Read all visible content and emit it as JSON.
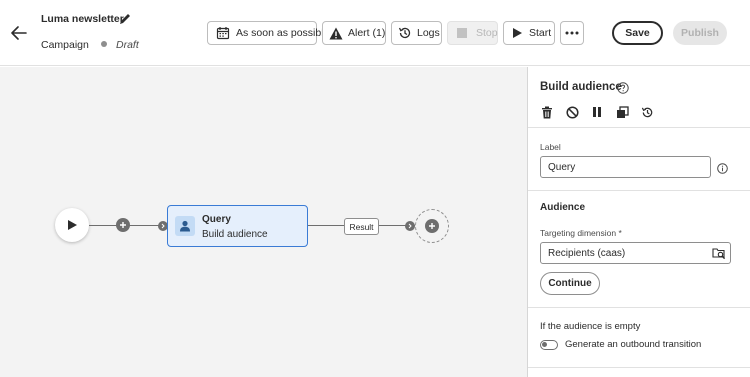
{
  "header": {
    "title": "Luma newsletter",
    "breadcrumb": "Campaign",
    "status": "Draft",
    "toolbar": {
      "schedule_label": "As soon as possible",
      "alert_label": "Alert (1)",
      "logs_label": "Logs",
      "stop_label": "Stop",
      "start_label": "Start",
      "save_label": "Save",
      "publish_label": "Publish"
    }
  },
  "canvas": {
    "query_node": {
      "title": "Query",
      "subtitle": "Build audience"
    },
    "transition_label": "Result"
  },
  "panel": {
    "title": "Build audience",
    "label_field": {
      "label": "Label",
      "value": "Query"
    },
    "audience_section": {
      "title": "Audience",
      "targeting_label": "Targeting dimension",
      "required_mark": "*",
      "targeting_value": "Recipients (caas)",
      "continue_label": "Continue"
    },
    "empty_section": {
      "label": "If the audience is empty",
      "toggle_label": "Generate an outbound transition",
      "toggle_on": false
    }
  },
  "colors": {
    "accent": "#3a7bd5",
    "node_fill": "#e5effc",
    "canvas_bg": "#f3f3f3"
  }
}
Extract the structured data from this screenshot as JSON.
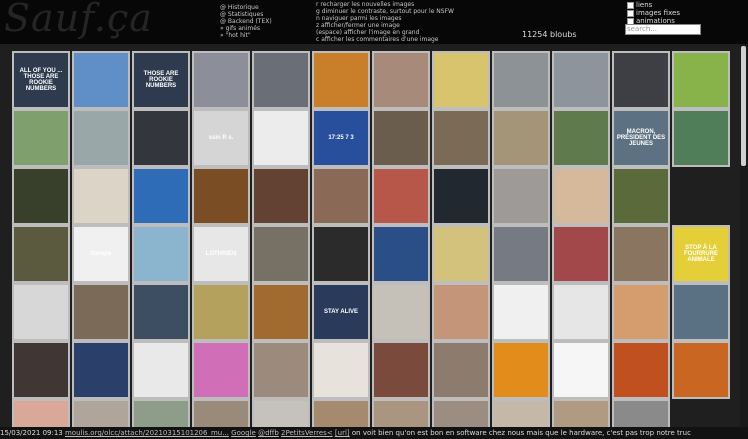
{
  "header": {
    "logo": "Sauf.ça",
    "nav": [
      "@ Historique",
      "@ Statistiques",
      "@ Backend (TEX)",
      "",
      "» gifs animés",
      "» \"hot hit\""
    ],
    "keys": [
      "r recharger les nouvelles images",
      "g diminuer le contraste, surtout pour le NSFW",
      "n naviguer parmi les images",
      "z afficher/fermer une image",
      "(espace) afficher l'image en grand",
      "c afficher les commentaires d'une image"
    ],
    "count": "11254 bloubs",
    "options": [
      {
        "label": "liens",
        "checked": true
      },
      {
        "label": "images fixes",
        "checked": true
      },
      {
        "label": "animations",
        "checked": true
      }
    ],
    "search_placeholder": "search..."
  },
  "grid": {
    "rows": [
      [
        {
          "c": "#2e3b4f",
          "t": "ALL OF YOU ... THOSE ARE ROOKIE NUMBERS"
        },
        {
          "c": "#5f8fc6",
          "t": ""
        },
        {
          "c": "#2e3b4f",
          "t": "THOSE ARE ROOKIE NUMBERS"
        },
        {
          "c": "#8c8f99",
          "t": ""
        },
        {
          "c": "#6a6f77",
          "t": ""
        },
        {
          "c": "#c97e2a",
          "t": ""
        },
        {
          "c": "#a78a7a",
          "t": ""
        },
        {
          "c": "#d8c46d",
          "t": ""
        },
        {
          "c": "#8d9296",
          "t": ""
        },
        {
          "c": "#8d949c",
          "t": ""
        },
        {
          "c": "#3d3f44",
          "t": ""
        },
        {
          "c": "#88b24a",
          "t": ""
        }
      ],
      [
        {
          "c": "#7fa06d",
          "t": ""
        },
        {
          "c": "#9aa7a8",
          "t": ""
        },
        {
          "c": "#33373d",
          "t": ""
        },
        {
          "c": "#d5d5d5",
          "t": "ssin R s."
        },
        {
          "c": "#ececec",
          "t": ""
        },
        {
          "c": "#284f9b",
          "t": "17:25 7 3"
        },
        {
          "c": "#6b5d4d",
          "t": ""
        },
        {
          "c": "#7b6a56",
          "t": ""
        },
        {
          "c": "#a49478",
          "t": ""
        },
        {
          "c": "#5f7a4c",
          "t": ""
        },
        {
          "c": "#5c7182",
          "t": "MACRON, PRÉSIDENT DES JEUNES"
        },
        {
          "c": "#4f7e59",
          "t": ""
        }
      ],
      [
        {
          "c": "#38402c",
          "t": ""
        },
        {
          "c": "#dcd5c7",
          "t": ""
        },
        {
          "c": "#2f6cb7",
          "t": ""
        },
        {
          "c": "#7a4d24",
          "t": ""
        },
        {
          "c": "#634234",
          "t": ""
        },
        {
          "c": "#8a6a56",
          "t": ""
        },
        {
          "c": "#b6574a",
          "t": ""
        },
        {
          "c": "#222830",
          "t": ""
        },
        {
          "c": "#9e9a98",
          "t": ""
        },
        {
          "c": "#d6b89a",
          "t": ""
        },
        {
          "c": "#5a6a3a",
          "t": ""
        }
      ],
      [
        {
          "c": "#5b5a3e",
          "t": ""
        },
        {
          "c": "#f0f0f0",
          "t": "Google"
        },
        {
          "c": "#8bb5cf",
          "t": ""
        },
        {
          "c": "#e7e7e7",
          "t": "LOTHRIEN"
        },
        {
          "c": "#777165",
          "t": ""
        },
        {
          "c": "#2b2b2b",
          "t": ""
        },
        {
          "c": "#2a4f86",
          "t": ""
        },
        {
          "c": "#d3c27c",
          "t": ""
        },
        {
          "c": "#757a83",
          "t": ""
        },
        {
          "c": "#a2484a",
          "t": ""
        },
        {
          "c": "#8a7560",
          "t": ""
        },
        {
          "c": "#e5cf39",
          "t": "STOP À LA FOURRURE ANIMALE"
        }
      ],
      [
        {
          "c": "#d7d7d7",
          "t": ""
        },
        {
          "c": "#7b6a58",
          "t": ""
        },
        {
          "c": "#3d4d62",
          "t": ""
        },
        {
          "c": "#b4a15e",
          "t": ""
        },
        {
          "c": "#a16a2f",
          "t": ""
        },
        {
          "c": "#2a3a5a",
          "t": "STAY ALIVE"
        },
        {
          "c": "#c6c1b8",
          "t": ""
        },
        {
          "c": "#c49579",
          "t": ""
        },
        {
          "c": "#f0f0f0",
          "t": ""
        },
        {
          "c": "#e6e6e6",
          "t": ""
        },
        {
          "c": "#d59c6e",
          "t": ""
        },
        {
          "c": "#5a7083",
          "t": ""
        }
      ],
      [
        {
          "c": "#403633",
          "t": ""
        },
        {
          "c": "#2b3f6b",
          "t": ""
        },
        {
          "c": "#e9e9e9",
          "t": ""
        },
        {
          "c": "#d06fb8",
          "t": ""
        },
        {
          "c": "#9c8b7d",
          "t": ""
        },
        {
          "c": "#e7e3dc",
          "t": ""
        },
        {
          "c": "#7a4a3c",
          "t": ""
        },
        {
          "c": "#8d7b6d",
          "t": ""
        },
        {
          "c": "#e28c1c",
          "t": ""
        },
        {
          "c": "#f6f6f6",
          "t": ""
        },
        {
          "c": "#c0501f",
          "t": ""
        },
        {
          "c": "#c86622",
          "t": ""
        }
      ],
      [
        {
          "c": "#d9a898",
          "t": ""
        },
        {
          "c": "#b0a59b",
          "t": ""
        },
        {
          "c": "#8e9c8a",
          "t": ""
        },
        {
          "c": "#9a8a7a",
          "t": ""
        },
        {
          "c": "#c5c1bb",
          "t": ""
        },
        {
          "c": "#a58a6e",
          "t": ""
        },
        {
          "c": "#aa9680",
          "t": ""
        },
        {
          "c": "#9c8d82",
          "t": ""
        },
        {
          "c": "#c4b8a8",
          "t": ""
        },
        {
          "c": "#b09a82",
          "t": ""
        },
        {
          "c": "#8a8a8a",
          "t": ""
        }
      ]
    ]
  },
  "footer": {
    "date": "15/03/2021 09:13",
    "link": "moulis.org/olcc/attach/20210315101206_mu...",
    "google": "Google",
    "dfb": "@dffb",
    "petits": "2PetitsVerres<",
    "url": "[url]",
    "text": "on voit bien qu'on est bon en software chez nous mais que le hardware, c'est pas trop notre truc"
  }
}
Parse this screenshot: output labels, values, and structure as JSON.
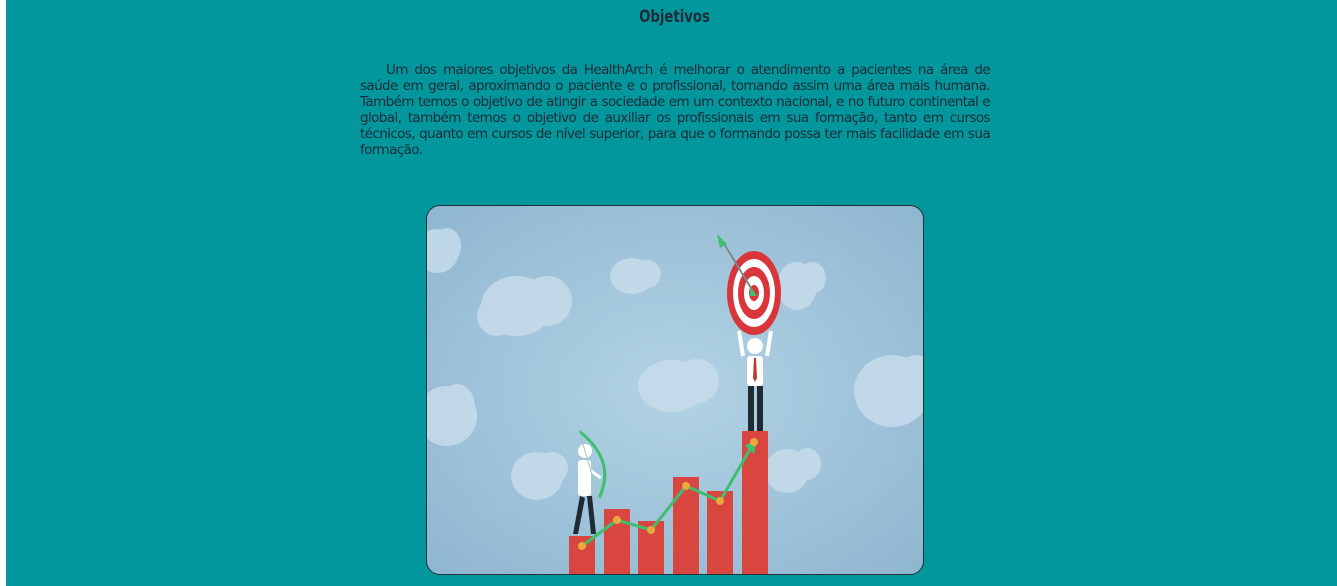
{
  "section": {
    "title": "Objetivos",
    "paragraph": "Um dos maiores objetivos da HealthArch é melhorar o atendimento a pacientes na área de saúde em geral, aproximando o paciente e o profissional, tornando assim uma área mais humana. Também temos o objetivo de atingir a sociedade em um contexto nacional, e no futuro continental e global, também temos o objetivo de auxiliar os profissionais em sua formação, tanto em cursos técnicos, quanto em cursos de nível superior, para que o formando possa ter mais facilidade em sua formação."
  },
  "illustration": {
    "icon": "goal-achievement-illustration"
  },
  "colors": {
    "page_background": "#02979c",
    "text": "#1d2b3a",
    "bars": "#d9463f",
    "arrow_line": "#3cbf6f",
    "target_red": "#d8363a"
  }
}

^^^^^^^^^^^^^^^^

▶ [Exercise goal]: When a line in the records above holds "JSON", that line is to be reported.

▶ [Exercise response]:
Read all visible content and emit it as JSON.
Extract the structured data from this screenshot as JSON.
Parse this screenshot: output labels, values, and structure as JSON.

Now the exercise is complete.